Secretes: milky thin alkaline fluid - contains calcium ions, acid phosphatase, citric acid, clotting enzyme, and profibrinolysin (breaks clot apart)

*alkalinity of prostate secretions neutralizes acidic fluids in vagina

3. Bulbourethral Glands

Located: initial portion of spongy part of urethra

Secretes: lubricating fluid which assist the penis going into the vagina

- cleans urethra and neutralizes any acidity from urine

18

Define the inguinal canal and its openings.

Inguinal Canal: passageway through anteroinferior abdominal wall that transmits each ductus deferens and several other structures

External opening = superficial inguinal ring

- hole in aponeurosis of external abdominal oblique m.

Internal opening = deep inguinal ring

- bounded by internal abdominal oblique m.
- tendon of rectus abdominis m.
- inguinal ligment

19

Define spermatic cord and schematically represent and label a transverse section through it.

Spermatic cord: portion of ductus deferens that courses through the inguinal canal and the neurovascular structures that accompany it

Neurovascular structures consist of:

- deferential vessels
- testicular artery
- testicular veins
- nerves
- lymphatic vessels

20

Other stuff that might be good to know about the spermatic cord...

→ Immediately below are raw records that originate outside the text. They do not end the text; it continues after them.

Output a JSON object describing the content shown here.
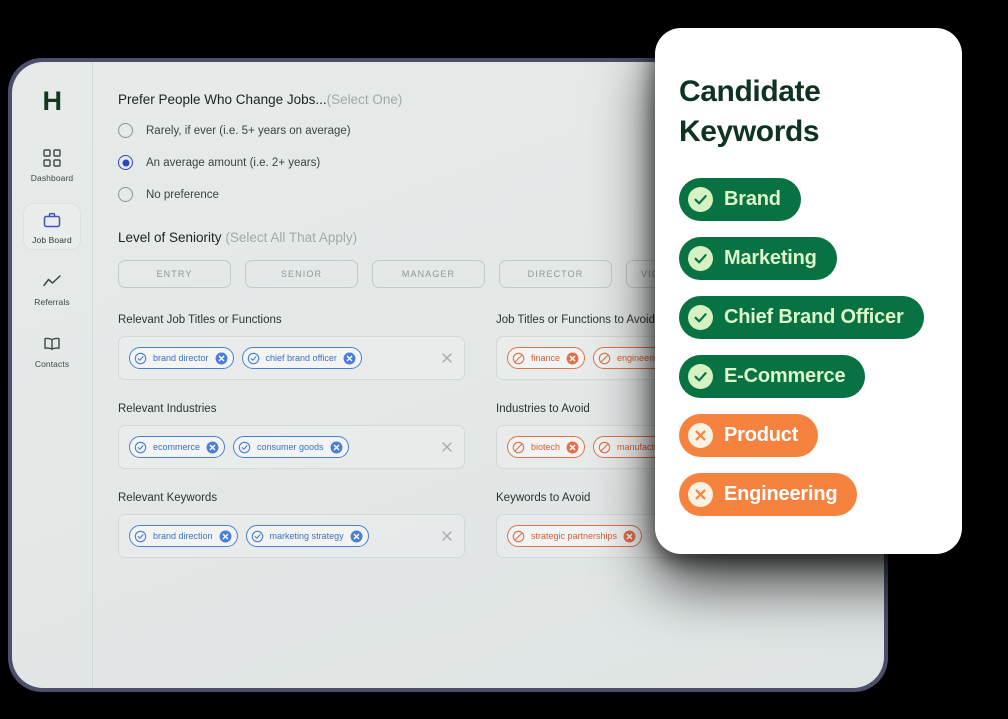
{
  "sidebar": {
    "logo": "H",
    "items": [
      {
        "label": "Dashboard",
        "icon": "grid-icon",
        "active": false
      },
      {
        "label": "Job Board",
        "icon": "briefcase-icon",
        "active": true
      },
      {
        "label": "Referrals",
        "icon": "trend-line-icon",
        "active": false
      },
      {
        "label": "Contacts",
        "icon": "book-icon",
        "active": false
      }
    ]
  },
  "form": {
    "change_jobs": {
      "title": "Prefer People Who Change Jobs...",
      "hint": "(Select One)",
      "options": [
        {
          "label": "Rarely, if ever (i.e. 5+ years on average)",
          "selected": false
        },
        {
          "label": "An average amount (i.e. 2+ years)",
          "selected": true
        },
        {
          "label": "No preference",
          "selected": false
        }
      ]
    },
    "seniority": {
      "title": "Level of Seniority",
      "hint": "(Select All That Apply)",
      "levels": [
        "ENTRY",
        "SENIOR",
        "MANAGER",
        "DIRECTOR",
        "VICE PRESIDENT"
      ]
    },
    "chip_blocks": [
      {
        "label": "Relevant Job Titles or Functions",
        "tone": "blue",
        "chips": [
          "brand director",
          "chief brand officer"
        ]
      },
      {
        "label": "Job Titles or Functions to Avoid",
        "tone": "orange",
        "chips": [
          "finance",
          "engineering"
        ]
      },
      {
        "label": "Relevant Industries",
        "tone": "blue",
        "chips": [
          "ecommerce",
          "consumer goods"
        ]
      },
      {
        "label": "Industries to Avoid",
        "tone": "orange",
        "chips": [
          "biotech",
          "manufacturing"
        ]
      },
      {
        "label": "Relevant Keywords",
        "tone": "blue",
        "chips": [
          "brand direction",
          "marketing strategy"
        ]
      },
      {
        "label": "Keywords to Avoid",
        "tone": "orange",
        "chips": [
          "strategic partnerships"
        ]
      }
    ]
  },
  "card": {
    "title": "Candidate Keywords",
    "keywords": [
      {
        "label": "Brand",
        "tone": "good"
      },
      {
        "label": "Marketing",
        "tone": "good"
      },
      {
        "label": "Chief Brand Officer",
        "tone": "good"
      },
      {
        "label": "E-Commerce",
        "tone": "good"
      },
      {
        "label": "Product",
        "tone": "bad"
      },
      {
        "label": "Engineering",
        "tone": "bad"
      }
    ]
  },
  "colors": {
    "green_pill": "#087243",
    "green_text": "#ddf5c8",
    "orange_pill": "#f5833f",
    "card_title": "#0f3321",
    "blue_chip": "#3f6fc4",
    "orange_chip": "#d65f35",
    "radio_selected": "#2f45c5",
    "tablet_bezel": "#4b4f6b"
  }
}
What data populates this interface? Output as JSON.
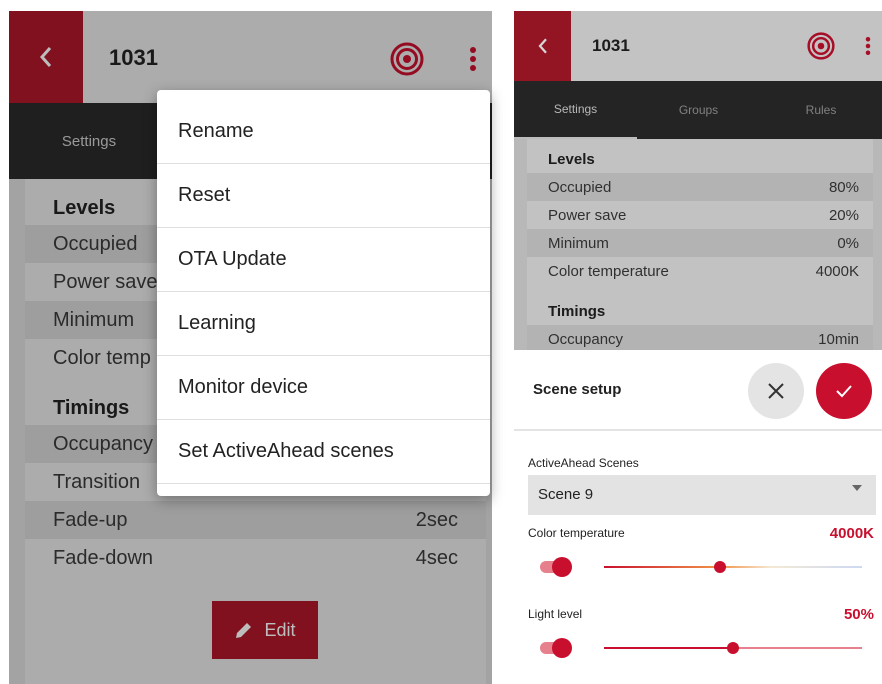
{
  "left": {
    "header": {
      "title": "1031"
    },
    "tabs": [
      {
        "label": "Settings"
      }
    ],
    "levels": {
      "title": "Levels",
      "rows": [
        {
          "label": "Occupied"
        },
        {
          "label": "Power save"
        },
        {
          "label": "Minimum"
        },
        {
          "label": "Color temp"
        }
      ]
    },
    "timings": {
      "title": "Timings",
      "rows": [
        {
          "label": "Occupancy",
          "value": ""
        },
        {
          "label": "Transition",
          "value": ""
        },
        {
          "label": "Fade-up",
          "value": "2sec"
        },
        {
          "label": "Fade-down",
          "value": "4sec"
        }
      ]
    },
    "edit_label": "Edit",
    "menu": [
      "Rename",
      "Reset",
      "OTA Update",
      "Learning",
      "Monitor device",
      "Set ActiveAhead scenes"
    ]
  },
  "right": {
    "header": {
      "title": "1031"
    },
    "tabs": [
      {
        "label": "Settings"
      },
      {
        "label": "Groups"
      },
      {
        "label": "Rules"
      }
    ],
    "levels": {
      "title": "Levels",
      "rows": [
        {
          "label": "Occupied",
          "value": "80%"
        },
        {
          "label": "Power save",
          "value": "20%"
        },
        {
          "label": "Minimum",
          "value": "0%"
        },
        {
          "label": "Color temperature",
          "value": "4000K"
        }
      ]
    },
    "timings": {
      "title": "Timings",
      "rows": [
        {
          "label": "Occupancy",
          "value": "10min"
        }
      ]
    },
    "scene_setup": {
      "title": "Scene setup",
      "dropdown_label": "ActiveAhead Scenes",
      "dropdown_value": "Scene 9",
      "color_temp_label": "Color temperature",
      "color_temp_value": "4000K",
      "color_temp_fraction": 0.45,
      "light_level_label": "Light level",
      "light_level_value": "50%",
      "light_level_fraction": 0.5
    }
  },
  "colors": {
    "accent": "#c8102e",
    "header_red": "#b0182a",
    "tabbar": "#2b2b2b"
  },
  "icons": [
    "chevron-left-icon",
    "target-icon",
    "more-vert-icon",
    "pencil-icon",
    "close-icon",
    "check-icon",
    "dropdown-caret-icon"
  ]
}
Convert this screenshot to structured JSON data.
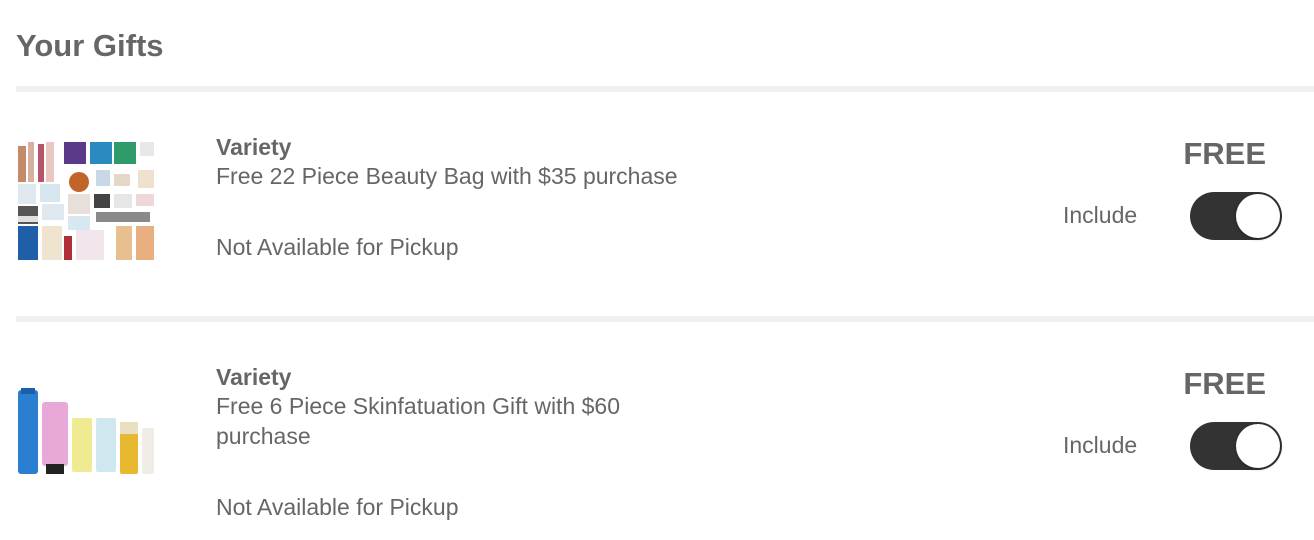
{
  "page": {
    "title": "Your Gifts"
  },
  "gifts": [
    {
      "brand": "Variety",
      "name": "Free 22 Piece Beauty Bag with $35 purchase",
      "pickup": "Not Available for Pickup",
      "price": "FREE",
      "toggle_label": "Include",
      "included": true
    },
    {
      "brand": "Variety",
      "name": "Free 6 Piece Skinfatuation Gift with $60 purchase",
      "pickup": "Not Available for Pickup",
      "price": "FREE",
      "toggle_label": "Include",
      "included": true
    }
  ],
  "colors": {
    "text": "#666666",
    "toggle_on": "#333333",
    "divider": "#f0f0f0"
  }
}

Pampiniform Plexus: testicular veins that go around the testicular arteries

- heat exchanger: cools arterial flow before it reaches the testis

Peritoneum covers the spermatic cord and is called the VAGINAL TUNIC

1. Visceral Vaginal Tunic: adherent to ductus deferens as well as testis and epididymis

2. Parietal Vaginal Tunic: lines inside of scrotum

3. Vaginal Cavity: space between visceral and parietal vaginal tunic

** Cremaster Muscle: slip of skeletal m. from internal abdominal oblique attaches to parietal vaginal tunic

- contraction of this m. elevates the testis

21

Sketch and label a transverse section through the scrotum

Scrotum has 3 walls:

1. Skin
2. Tunica Dartos (smooth m layer)
3. Parietal Vaginal Tunic (lines scrotal cavity)

* Scrotal Septum divides the scrotum into left and right chambers

22

Differentiate the two regional parts of the vaginal tunic.

1. Visceral Layer of the Vaginal Tunic

- lines the ductus deferens, epididymis, and testis

2. Parietal Layer of the Vaginal Tunic

- lines the wall of the scrotum and inguinal canal

3. Vaginal Cavity

- space between visceral and parietal layers of the vaginal tunic

23

Explain how the tunica dartos functions in thermoregulation of the testis.

- Tunica Dartos is a smooth m layer that contains the dartos m.

- This m. contracts and relaxes in changing environmental temperatures

Relaxation of the muscle: allows testes to draw further away from perineum and cools them

Contraction of the muscle: draws testes closer to perineum to warm them

*core body temp is 37 degrees C but temp within the scrotum is maintained at less than 34 degrees C
* lower temp is necessary for spermatogenesis

24

Differentiate the two regional parts of the vaginal tunic.

1. Visceral Layer of the Vaginal Tunic

- lines the ductus deferens, epididymis, and testis

2. Parietal Layer of the Vaginal Tunic

- lines the wall of the scrotum and inguinal canal

3. Vaginal Cavity

- space between visceral and parietal layers of the vaginal tunic

25

Differentiate phimosis vs. paraphimosis.

Phimosis: caused by a stenotic preputial opening which will not allow the prepuce to be retracted over glans penis

(constriction in opening of foreskin of penis so it can't be drawn back over tip of the penis)

- prevents proper hygienic cleansing and can increase risk of penile cancer

Paraphimosis: condition which prepuce is retracted and can't be returned to its normal anatomical position over the glans penis

(foreskin is retracted behind the crown of the penis)

- can restrict blood flow and damage the glans penis if left untreated

26

Explain why bilateral cryptorchids are usually sterile but not impotent.

Cryptorchids: failure of one or both testes to descend into scrotum

- don't produce viable sperm but their testosterone output is undiminished

- they can't conceive (sterile) because they don't produce viable sperm but they can maintain an erection because they still produce testosterone

Impotence: inability to maintain an erection